Fasting, food and farming: Value chains and food taboos in Ethiopia
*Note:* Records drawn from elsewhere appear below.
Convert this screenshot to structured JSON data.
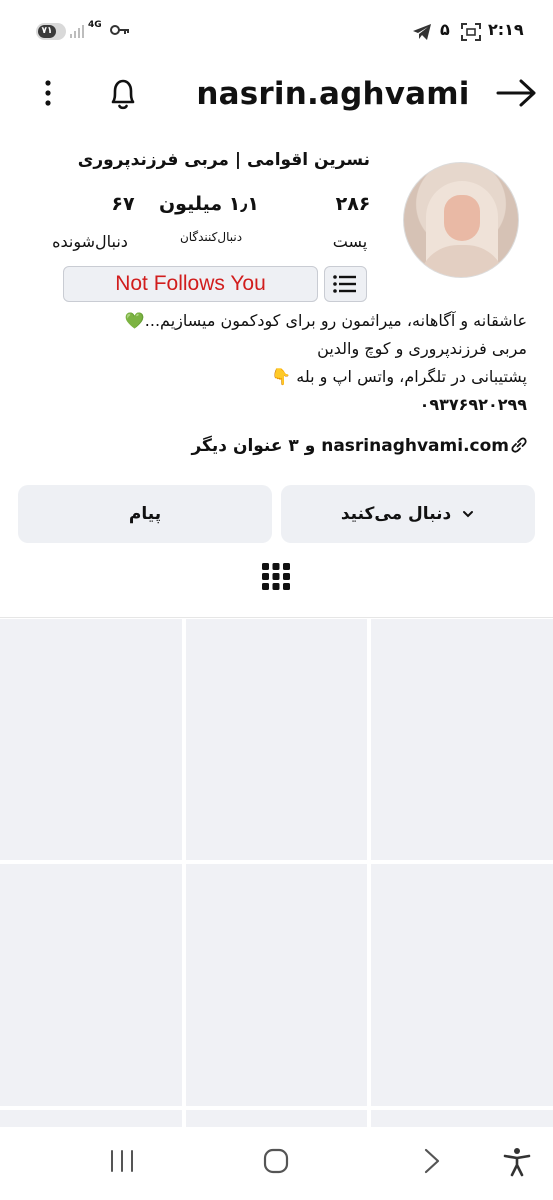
{
  "status_bar": {
    "battery": "٧١",
    "battery_level": 0.71,
    "network": "4G",
    "time": "۲:۱۹",
    "notif_count": "۵",
    "icons": [
      "telegram-icon",
      "screenshot-icon",
      "key-icon",
      "signal-icon"
    ]
  },
  "header": {
    "username": "nasrin.aghvami",
    "icons": [
      "more-options-icon",
      "bell-icon",
      "back-arrow-icon"
    ]
  },
  "profile": {
    "full_name": "نسرین اقوامی | مربی فرزندپروری",
    "stats": {
      "posts_count": "۲۸۶",
      "posts_label": "پست",
      "followers_count": "۱٫۱ میلیون",
      "followers_label": "دنبال‌کنندگان",
      "following_count": "۶۷",
      "following_label": "دنبال‌شونده"
    },
    "not_follows_label": "Not Follows You",
    "bio_lines": [
      "عاشقانه و آگاهانه، میراثمون رو برای کودکمون میسازیم...💚",
      "مربی فرزندپروری و کوچ والدین",
      "پشتیبانی در تلگرام، واتس اپ و بله 👇",
      "۰۹۳۷۶۹۲۰۲۹۹"
    ],
    "link_url": "nasrinaghvami.com",
    "link_more": "و ۳ عنوان دیگر"
  },
  "actions": {
    "following_label": "دنبال می‌کنید",
    "message_label": "پیام"
  },
  "colors": {
    "accent_red": "#d11d1d",
    "button_bg": "#eef0f4",
    "tile_bg": "#f0f1f5",
    "heart": "#22c55e"
  },
  "nav_bar": {
    "icons": [
      "recent-apps-icon",
      "home-icon",
      "back-icon",
      "accessibility-icon"
    ]
  }
}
The impact of food taboos–often because of religion–is understudied. In Ethiopia, religious fasting by Orthodox Christians is assumed to be an important impediment for the sustainable development of a competitive dairy sector and desired higher milk consumption, especially by children. However, evidence is limited. Relying on unique data, we shed light on three major issues. First, we observe that the average annual number of fasting days that Orthodox adults are effectively adhering to is 140, less than commonly cited averages. Using this as an estimate for extrapolation, fasting is estimated to reduce annual dairy consumption by approximately 12 percent nationally. Second, farms adapt to declining milk demand during fasting by increased processing of milk into storable products–fasting contributes to larger price swings for these products. We further note continued sales of milk by non-remote farmers and reduced production–by adjusting lactation times for dairy animals–for remote farmers. Third, fasting is mostly associated with increased milk consumption by the children of dairy farmers, seemingly because of excess milk availability during fasting periods. Our results suggest that fasting habits are not a major explanation for the observed poor performance of Ethiopia’s dairy sector nor low milk consumption by children. To reduce the impact of fasting on the dairy sector in Ethiopia further, investment is called for in improved milk processing, storage, and infrastructure facilities.
Photo credit: USAID